So, who wins out?
Tampa Bay is coming off a game in which they held Leonard Fournette and the Jaguars offense to just 49 yards on the ground. Fournette has the seventh-most rushing yards in the league, averaging 4.5 yards per carry. The previous game, Fournette had 97 yards on the ground and 62 through the air. The Bucs held him to his second-worst rushing mark all season when they allowed him just 38 yards on Sunday. It added him to a list of dangerous tailbacks the Bucs' defense has been able to neutralize - a list that includes the likes of the Rams' Todd Gurley, who the Bucs held to a season-low 16 yards rushing in Week Four, and Panthers' Christian McCaffrey, who Tampa Bay held to his two lowest rushing totals this season in Weeks Two and Six.
However, the Colts, who may or may not have wide receiver T.Y. Hilton available, rely on their rushing attack a little more than most. Their 1,668 rushing yards account for over 40% of their total offensive yards. Their 97 first downs by way of the run rank second in the league. These guys are going to try to run. They're going to have to, lest they abandon almost half their offense, which isn't likely.
The good news is that the Bucs have been able to shut down teams that rely on a rushing attack. Take Seattle. Though Chris Carson finished with 105 yards, 59 of those yards came on one play. Take that away and the Seahawks aren't even over 100 rushing yards in a game that went into overtime, gifting them an extra possession's worth of stats. That Week Four contest against the Rams where the Bucs held Gurley to 16 yards on the ground took the run game out of LA's offense so completely that it forced quarterback Jared Goff to attempt a pass 68 times. An offense that becomes that one-dimensional is going to have a hard time winning a game.
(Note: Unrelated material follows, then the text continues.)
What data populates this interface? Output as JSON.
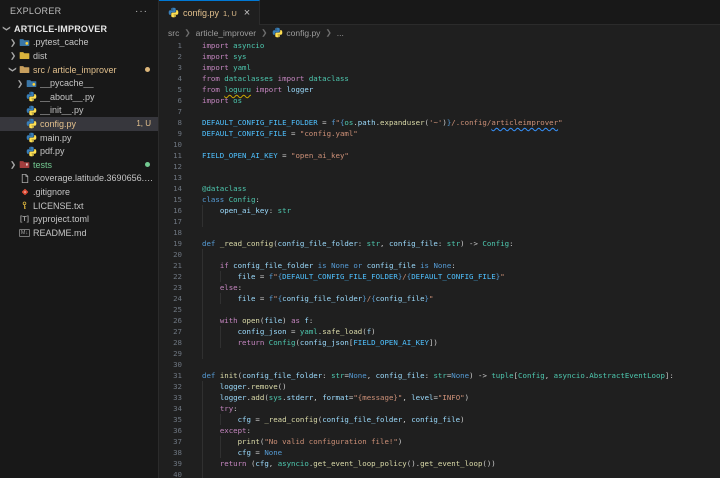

And with the way the Bucs' backfield is starting to come on, forcing a guy like Jacoby Brissett to the air could result in adding to the league's fifth-best takeaway total.